◆ Activity
The lines you return should be those containing the string "JSON", taken from the data below.

-=-=-

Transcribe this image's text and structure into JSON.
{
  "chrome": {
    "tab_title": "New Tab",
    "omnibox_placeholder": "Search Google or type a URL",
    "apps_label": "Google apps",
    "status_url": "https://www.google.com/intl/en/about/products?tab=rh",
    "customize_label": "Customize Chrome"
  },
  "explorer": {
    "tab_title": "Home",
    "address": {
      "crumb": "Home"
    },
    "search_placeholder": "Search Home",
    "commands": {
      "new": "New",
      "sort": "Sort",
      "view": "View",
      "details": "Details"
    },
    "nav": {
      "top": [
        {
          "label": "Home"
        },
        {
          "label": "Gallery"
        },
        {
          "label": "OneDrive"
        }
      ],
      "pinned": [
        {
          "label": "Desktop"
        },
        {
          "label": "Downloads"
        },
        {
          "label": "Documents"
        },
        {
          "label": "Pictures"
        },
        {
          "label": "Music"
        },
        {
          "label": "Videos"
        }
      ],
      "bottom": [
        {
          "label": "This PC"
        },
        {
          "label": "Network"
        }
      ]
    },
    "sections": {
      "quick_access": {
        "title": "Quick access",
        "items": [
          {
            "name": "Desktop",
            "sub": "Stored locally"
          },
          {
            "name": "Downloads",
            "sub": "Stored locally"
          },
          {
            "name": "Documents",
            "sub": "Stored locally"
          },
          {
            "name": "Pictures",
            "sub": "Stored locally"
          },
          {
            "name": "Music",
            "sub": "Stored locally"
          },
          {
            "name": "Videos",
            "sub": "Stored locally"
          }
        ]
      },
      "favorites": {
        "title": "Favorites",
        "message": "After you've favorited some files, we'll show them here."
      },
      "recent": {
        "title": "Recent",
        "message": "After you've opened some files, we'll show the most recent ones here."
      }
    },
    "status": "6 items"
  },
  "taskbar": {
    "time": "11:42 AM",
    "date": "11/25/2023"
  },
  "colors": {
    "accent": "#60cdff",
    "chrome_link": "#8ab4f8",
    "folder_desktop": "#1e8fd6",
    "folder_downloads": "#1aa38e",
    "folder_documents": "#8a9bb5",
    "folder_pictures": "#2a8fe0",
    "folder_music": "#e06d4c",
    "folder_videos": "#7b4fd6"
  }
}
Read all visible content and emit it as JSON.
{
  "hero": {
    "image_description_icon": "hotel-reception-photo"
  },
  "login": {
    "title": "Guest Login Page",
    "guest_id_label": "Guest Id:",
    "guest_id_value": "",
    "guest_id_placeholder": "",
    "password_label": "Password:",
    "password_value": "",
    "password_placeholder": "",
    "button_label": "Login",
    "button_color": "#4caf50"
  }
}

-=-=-

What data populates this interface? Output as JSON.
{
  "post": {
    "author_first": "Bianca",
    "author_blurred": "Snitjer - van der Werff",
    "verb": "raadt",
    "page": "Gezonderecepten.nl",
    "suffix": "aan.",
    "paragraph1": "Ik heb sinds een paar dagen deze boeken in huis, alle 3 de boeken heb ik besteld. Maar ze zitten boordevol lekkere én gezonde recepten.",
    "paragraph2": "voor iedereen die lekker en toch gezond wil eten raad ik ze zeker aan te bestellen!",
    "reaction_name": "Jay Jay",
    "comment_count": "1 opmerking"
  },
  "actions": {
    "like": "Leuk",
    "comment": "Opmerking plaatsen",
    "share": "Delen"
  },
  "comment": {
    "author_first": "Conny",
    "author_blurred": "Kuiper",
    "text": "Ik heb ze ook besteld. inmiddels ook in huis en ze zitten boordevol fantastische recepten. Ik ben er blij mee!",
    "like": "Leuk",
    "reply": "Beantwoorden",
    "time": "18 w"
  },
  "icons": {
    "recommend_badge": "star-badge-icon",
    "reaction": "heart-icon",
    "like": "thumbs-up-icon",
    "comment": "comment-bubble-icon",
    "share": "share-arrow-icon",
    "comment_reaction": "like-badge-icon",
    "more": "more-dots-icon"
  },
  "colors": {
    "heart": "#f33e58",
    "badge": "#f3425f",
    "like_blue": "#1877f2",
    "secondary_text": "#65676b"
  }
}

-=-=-

◆ Answer for this exercise
Transcribe this image's text and structure into JSON.
Read all visible content and emit it as JSON.
What data populates this interface? Output as JSON.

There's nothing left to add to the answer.